On October 11, 2017, Charles Murray came to the University of Michigan to discuss the 2016 election. Some Michigan students, angered by what they’d heard about Murray’s 1994 book The Bell Curve, hijacked the event. When he began, they interrupted. There was coordinated cacophony from phone alarms. Someone shut off the lights and projected accusations of racism onto the wall behind Murray. Next, some students demanded he stop speaking. When other students and faculty prevailed to continue the event, the disrupters staged a mass walkout. It was a chaotic scene. But there have been worse incidents at colleges today, as Murray himself can attest. So the University of Michigan scene didn’t seem quite so bad.
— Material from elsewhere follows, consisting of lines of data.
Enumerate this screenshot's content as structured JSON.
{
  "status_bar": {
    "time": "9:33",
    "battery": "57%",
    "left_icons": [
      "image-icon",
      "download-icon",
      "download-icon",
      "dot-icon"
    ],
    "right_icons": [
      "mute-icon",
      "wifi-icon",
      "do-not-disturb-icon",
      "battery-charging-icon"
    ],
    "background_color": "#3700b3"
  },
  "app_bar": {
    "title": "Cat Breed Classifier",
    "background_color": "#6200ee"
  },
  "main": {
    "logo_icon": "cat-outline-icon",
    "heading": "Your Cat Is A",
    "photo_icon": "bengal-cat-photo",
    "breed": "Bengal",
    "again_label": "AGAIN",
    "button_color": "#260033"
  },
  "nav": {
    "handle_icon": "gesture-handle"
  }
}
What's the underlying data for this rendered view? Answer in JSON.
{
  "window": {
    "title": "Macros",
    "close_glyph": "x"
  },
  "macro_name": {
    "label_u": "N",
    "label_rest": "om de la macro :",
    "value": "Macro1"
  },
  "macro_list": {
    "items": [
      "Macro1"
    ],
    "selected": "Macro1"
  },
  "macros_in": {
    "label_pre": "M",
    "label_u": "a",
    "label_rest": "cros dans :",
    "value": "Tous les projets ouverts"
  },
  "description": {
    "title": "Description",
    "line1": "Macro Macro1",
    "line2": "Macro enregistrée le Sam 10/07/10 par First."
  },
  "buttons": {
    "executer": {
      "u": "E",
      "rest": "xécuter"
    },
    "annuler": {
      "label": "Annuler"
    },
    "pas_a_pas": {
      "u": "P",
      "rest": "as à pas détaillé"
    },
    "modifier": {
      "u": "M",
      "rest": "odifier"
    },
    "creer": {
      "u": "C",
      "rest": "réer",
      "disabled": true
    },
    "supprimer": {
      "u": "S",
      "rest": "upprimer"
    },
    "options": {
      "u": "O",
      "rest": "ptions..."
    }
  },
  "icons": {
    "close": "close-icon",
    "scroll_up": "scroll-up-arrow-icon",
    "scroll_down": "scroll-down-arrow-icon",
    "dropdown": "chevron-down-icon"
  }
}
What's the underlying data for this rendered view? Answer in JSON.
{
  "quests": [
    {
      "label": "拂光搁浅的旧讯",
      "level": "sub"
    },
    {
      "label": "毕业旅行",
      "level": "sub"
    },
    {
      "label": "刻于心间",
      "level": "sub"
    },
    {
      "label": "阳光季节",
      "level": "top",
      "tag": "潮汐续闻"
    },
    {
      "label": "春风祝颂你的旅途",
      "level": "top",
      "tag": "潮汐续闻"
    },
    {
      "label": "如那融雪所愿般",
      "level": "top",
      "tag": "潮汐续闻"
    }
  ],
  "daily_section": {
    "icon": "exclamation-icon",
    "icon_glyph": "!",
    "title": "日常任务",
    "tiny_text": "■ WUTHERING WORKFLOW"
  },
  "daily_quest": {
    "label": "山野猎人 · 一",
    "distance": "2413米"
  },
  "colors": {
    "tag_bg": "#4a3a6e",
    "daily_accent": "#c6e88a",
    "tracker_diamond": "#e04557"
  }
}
How did the modern campus sink to a place where an event that wasn’t an epic disaster could come across as some kind of modest success simply because it came to a natural end?